Clinton, for her part, has advanced to a 25-point lead among college-educated white women, 57-32 per cent, extending her advantage in this group from 10 points early this month. Romney won them by 6 points in 2012.

The division between non-college white men and college-educated white women is its widest by far in exit poll data back to 1980. The outcome among these two groups, in turnout and preference alike, may well be a decisive factor in the election results.

Trump also leads among college-educated white men and non-college white women, by 11 and 12 points, respectively. As a result, he leads by 16 points among whites overall, while Clinton leads by 50 points among non-whites, a bit less than the typical Democratic margin. (One reason is that 6 per cent of non-whites favour Johnson or Jill Stein of the Green Party.) Further, Clinton now leads by 19 points among women, Trump by 19 among men - a yawning 38-point gender gap, triple the average gender gap in exit polls dating to 1976.

Other contours of the race also are without precedent, including both candidates personal unpopularity.About 59 per cent of Americans see Trump unfavourably; 55 per cent state the same about Clinton.
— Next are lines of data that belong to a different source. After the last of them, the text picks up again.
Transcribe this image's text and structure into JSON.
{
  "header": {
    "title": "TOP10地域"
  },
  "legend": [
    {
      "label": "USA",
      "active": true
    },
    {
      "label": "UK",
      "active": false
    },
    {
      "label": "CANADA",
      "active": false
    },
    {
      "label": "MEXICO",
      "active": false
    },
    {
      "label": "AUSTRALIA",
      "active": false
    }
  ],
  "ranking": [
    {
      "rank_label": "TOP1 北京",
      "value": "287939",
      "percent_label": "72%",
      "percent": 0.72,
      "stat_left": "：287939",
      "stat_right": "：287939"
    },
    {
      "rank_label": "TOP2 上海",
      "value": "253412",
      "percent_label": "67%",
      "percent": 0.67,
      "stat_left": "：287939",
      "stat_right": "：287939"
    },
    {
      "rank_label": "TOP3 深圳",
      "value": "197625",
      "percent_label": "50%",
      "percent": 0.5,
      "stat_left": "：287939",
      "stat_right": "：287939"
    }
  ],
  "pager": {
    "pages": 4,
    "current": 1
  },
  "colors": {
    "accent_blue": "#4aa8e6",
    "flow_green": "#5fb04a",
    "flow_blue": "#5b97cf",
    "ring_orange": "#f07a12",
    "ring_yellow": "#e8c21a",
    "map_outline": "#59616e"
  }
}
That said, Clinton’s unfavourable rating is a point from its record high, set in late August, while Trump’s is well down from its peak this year, 70 per cent in mid-June. Further, while neither candidate is seen as particularly honest and trustworthy, Trump has gained an advantage on this gauge among likely voters. Fewer than half, 45 per cent, see him as honest and trustworthy; but it goes lower, to 36 per cent for Clinton.

Clinton pushes back on other key factors. About 55 per cent of likely voters state she has the personality and temperament to serve effectively, 57 per cent say she’s qualified for the office and 68 per cent say she knows enough about world affairs. These drop to 41, 47 and 42 per cent, respectively, for Trump - albeit his best scores on these qualities to date.

Three-quarters, meanwhile, think Trump is in good enough health to serve as President.

That slides to 53 per cent for Clinton, likely given the recent bout with pneumonia that caused her to faint while leaving a 9/11 memorial event in New York.

Much of the race reflects two fundamentals: Partisanship and turnout. Among likely voters who are Republicans or GOP-leaning independents, 87 per cent back Trump; among Democrats and Democratic leaners, 84 per cent favour Clinton.

The strong pull of partisanship is one factor that boosts Trump despite compunctions about his suitability.